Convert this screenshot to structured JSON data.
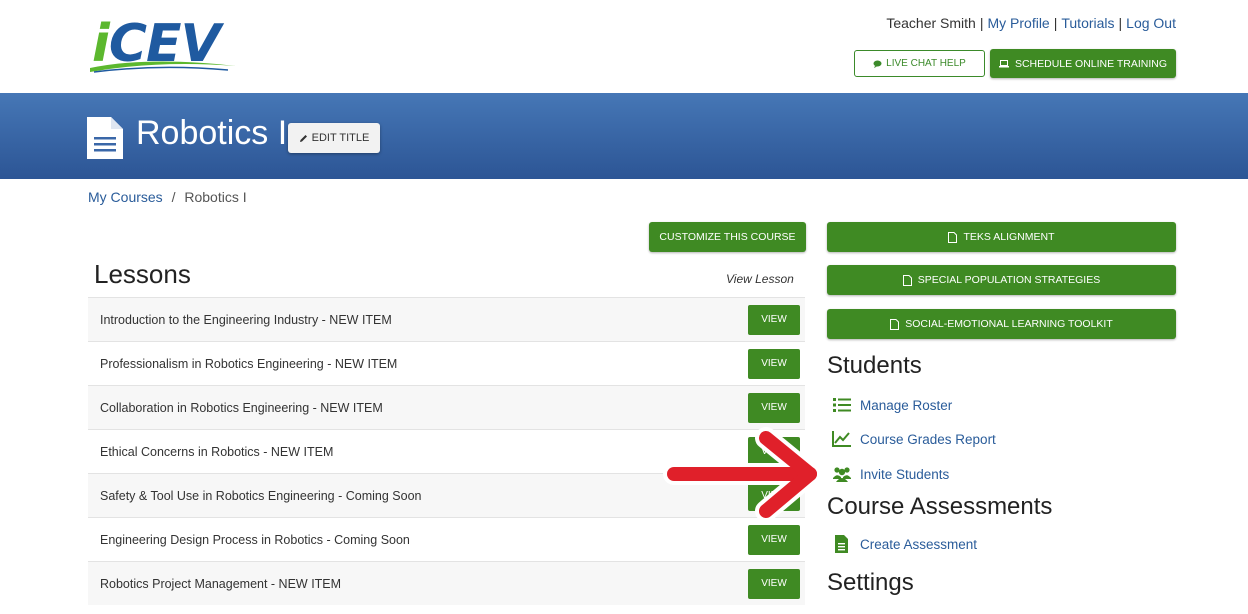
{
  "header": {
    "logo_text": "iCEV",
    "user_name": "Teacher Smith",
    "links": [
      "My Profile",
      "Tutorials",
      "Log Out"
    ],
    "separator": "|",
    "live_chat_label": "LIVE CHAT HELP",
    "schedule_label": "SCHEDULE ONLINE TRAINING"
  },
  "banner": {
    "course_title": "Robotics I",
    "edit_title_label": "EDIT TITLE"
  },
  "breadcrumb": {
    "root": "My Courses",
    "separator": "/",
    "current": "Robotics I"
  },
  "lessons": {
    "customize_label": "CUSTOMIZE THIS COURSE",
    "heading": "Lessons",
    "view_lesson_label": "View Lesson",
    "view_button_label": "VIEW",
    "items": [
      "Introduction to the Engineering Industry - NEW ITEM",
      "Professionalism in Robotics Engineering - NEW ITEM",
      "Collaboration in Robotics Engineering - NEW ITEM",
      "Ethical Concerns in Robotics - NEW ITEM",
      "Safety & Tool Use in Robotics Engineering - Coming Soon",
      "Engineering Design Process in Robotics - Coming Soon",
      "Robotics Project Management - NEW ITEM"
    ]
  },
  "resources": {
    "teks_label": "TEKS ALIGNMENT",
    "special_pop_label": "SPECIAL POPULATION STRATEGIES",
    "sel_label": "SOCIAL-EMOTIONAL LEARNING TOOLKIT"
  },
  "students": {
    "heading": "Students",
    "manage_roster": "Manage Roster",
    "grades_report": "Course Grades Report",
    "invite_students": "Invite Students"
  },
  "assessments": {
    "heading": "Course Assessments",
    "create": "Create Assessment"
  },
  "settings": {
    "heading": "Settings"
  },
  "colors": {
    "brand_blue": "#2c5595",
    "button_green": "#3f8a23",
    "link_blue": "#2a5c9a",
    "arrow_red": "#e0202a"
  }
}
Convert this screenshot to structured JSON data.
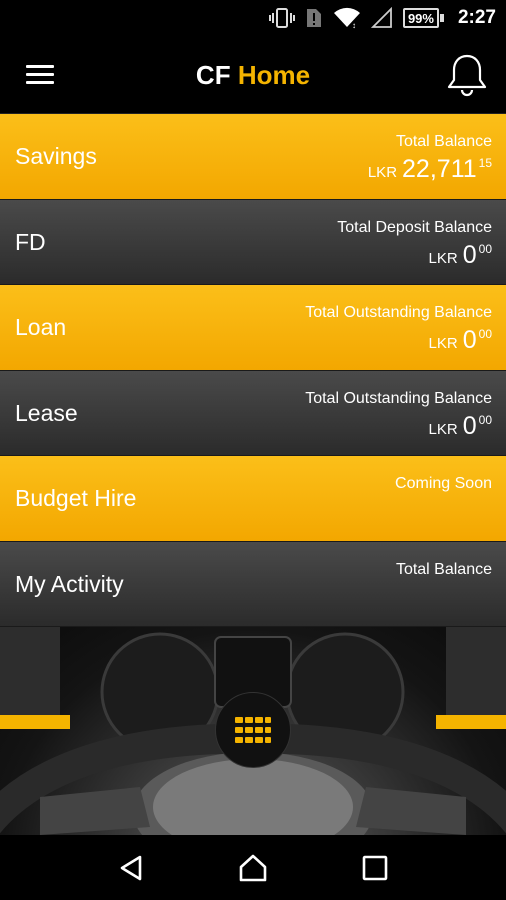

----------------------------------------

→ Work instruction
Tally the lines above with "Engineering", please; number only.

→ Task output
5